▼

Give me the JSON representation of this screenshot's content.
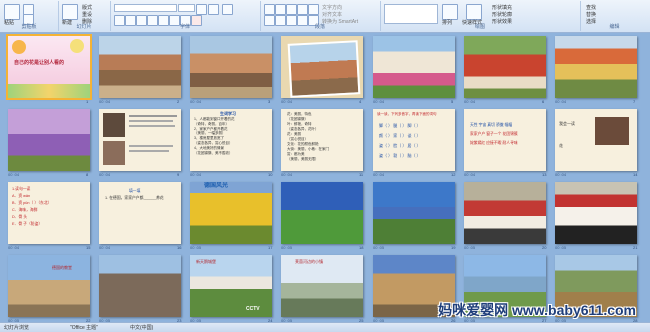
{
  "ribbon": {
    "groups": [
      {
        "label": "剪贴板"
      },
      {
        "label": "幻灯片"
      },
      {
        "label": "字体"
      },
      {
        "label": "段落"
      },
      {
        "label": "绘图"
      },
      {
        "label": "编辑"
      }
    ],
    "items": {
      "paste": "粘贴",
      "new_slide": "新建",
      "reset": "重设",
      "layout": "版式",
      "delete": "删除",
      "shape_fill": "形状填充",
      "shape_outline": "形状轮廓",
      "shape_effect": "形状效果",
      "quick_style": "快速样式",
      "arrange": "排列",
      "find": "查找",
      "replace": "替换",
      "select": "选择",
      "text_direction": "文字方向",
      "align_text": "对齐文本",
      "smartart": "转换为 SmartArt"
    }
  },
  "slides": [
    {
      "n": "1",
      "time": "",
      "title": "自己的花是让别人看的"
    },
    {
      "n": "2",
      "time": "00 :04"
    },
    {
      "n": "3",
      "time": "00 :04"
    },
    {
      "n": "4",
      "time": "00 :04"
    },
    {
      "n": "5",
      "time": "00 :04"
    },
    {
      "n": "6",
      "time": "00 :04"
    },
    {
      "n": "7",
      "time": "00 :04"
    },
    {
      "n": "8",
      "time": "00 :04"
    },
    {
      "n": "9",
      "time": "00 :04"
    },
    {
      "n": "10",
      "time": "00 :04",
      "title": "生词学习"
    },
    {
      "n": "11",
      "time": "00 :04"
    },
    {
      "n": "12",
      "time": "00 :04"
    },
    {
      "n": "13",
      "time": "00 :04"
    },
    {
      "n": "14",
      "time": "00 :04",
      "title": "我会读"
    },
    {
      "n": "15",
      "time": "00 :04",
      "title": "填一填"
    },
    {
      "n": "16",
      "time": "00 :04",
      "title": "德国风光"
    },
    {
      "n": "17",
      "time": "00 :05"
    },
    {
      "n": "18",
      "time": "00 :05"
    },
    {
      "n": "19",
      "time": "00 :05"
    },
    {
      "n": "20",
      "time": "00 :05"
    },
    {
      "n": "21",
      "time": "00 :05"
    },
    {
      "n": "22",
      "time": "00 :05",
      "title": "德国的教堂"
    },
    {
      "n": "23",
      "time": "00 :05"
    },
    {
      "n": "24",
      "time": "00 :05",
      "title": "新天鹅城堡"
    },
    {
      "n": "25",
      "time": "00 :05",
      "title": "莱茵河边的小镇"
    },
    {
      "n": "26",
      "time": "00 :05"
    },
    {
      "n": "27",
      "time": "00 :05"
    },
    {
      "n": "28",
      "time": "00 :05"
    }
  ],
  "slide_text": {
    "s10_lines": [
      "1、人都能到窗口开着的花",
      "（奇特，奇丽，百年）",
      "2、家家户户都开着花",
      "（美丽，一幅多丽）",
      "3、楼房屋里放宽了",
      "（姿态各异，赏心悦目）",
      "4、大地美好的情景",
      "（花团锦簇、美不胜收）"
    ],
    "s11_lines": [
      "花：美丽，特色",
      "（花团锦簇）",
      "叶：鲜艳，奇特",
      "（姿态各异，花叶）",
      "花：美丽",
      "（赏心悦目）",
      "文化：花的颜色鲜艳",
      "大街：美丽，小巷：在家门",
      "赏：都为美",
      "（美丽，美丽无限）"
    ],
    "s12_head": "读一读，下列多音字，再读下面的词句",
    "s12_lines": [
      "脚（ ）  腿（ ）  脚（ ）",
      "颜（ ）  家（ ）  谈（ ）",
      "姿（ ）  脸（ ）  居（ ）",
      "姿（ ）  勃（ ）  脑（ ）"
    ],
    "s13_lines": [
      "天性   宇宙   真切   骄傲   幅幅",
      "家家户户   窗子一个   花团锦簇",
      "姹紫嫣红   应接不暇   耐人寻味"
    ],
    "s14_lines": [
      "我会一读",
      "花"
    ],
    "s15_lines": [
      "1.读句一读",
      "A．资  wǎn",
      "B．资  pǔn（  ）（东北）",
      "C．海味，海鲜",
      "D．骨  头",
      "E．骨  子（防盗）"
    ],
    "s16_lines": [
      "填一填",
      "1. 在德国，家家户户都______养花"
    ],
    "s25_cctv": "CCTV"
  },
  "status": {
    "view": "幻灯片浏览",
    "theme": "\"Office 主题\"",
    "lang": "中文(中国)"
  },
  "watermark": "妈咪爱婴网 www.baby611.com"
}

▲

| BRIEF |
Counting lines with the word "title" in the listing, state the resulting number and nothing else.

| RESPONSE TO THE TASK |
8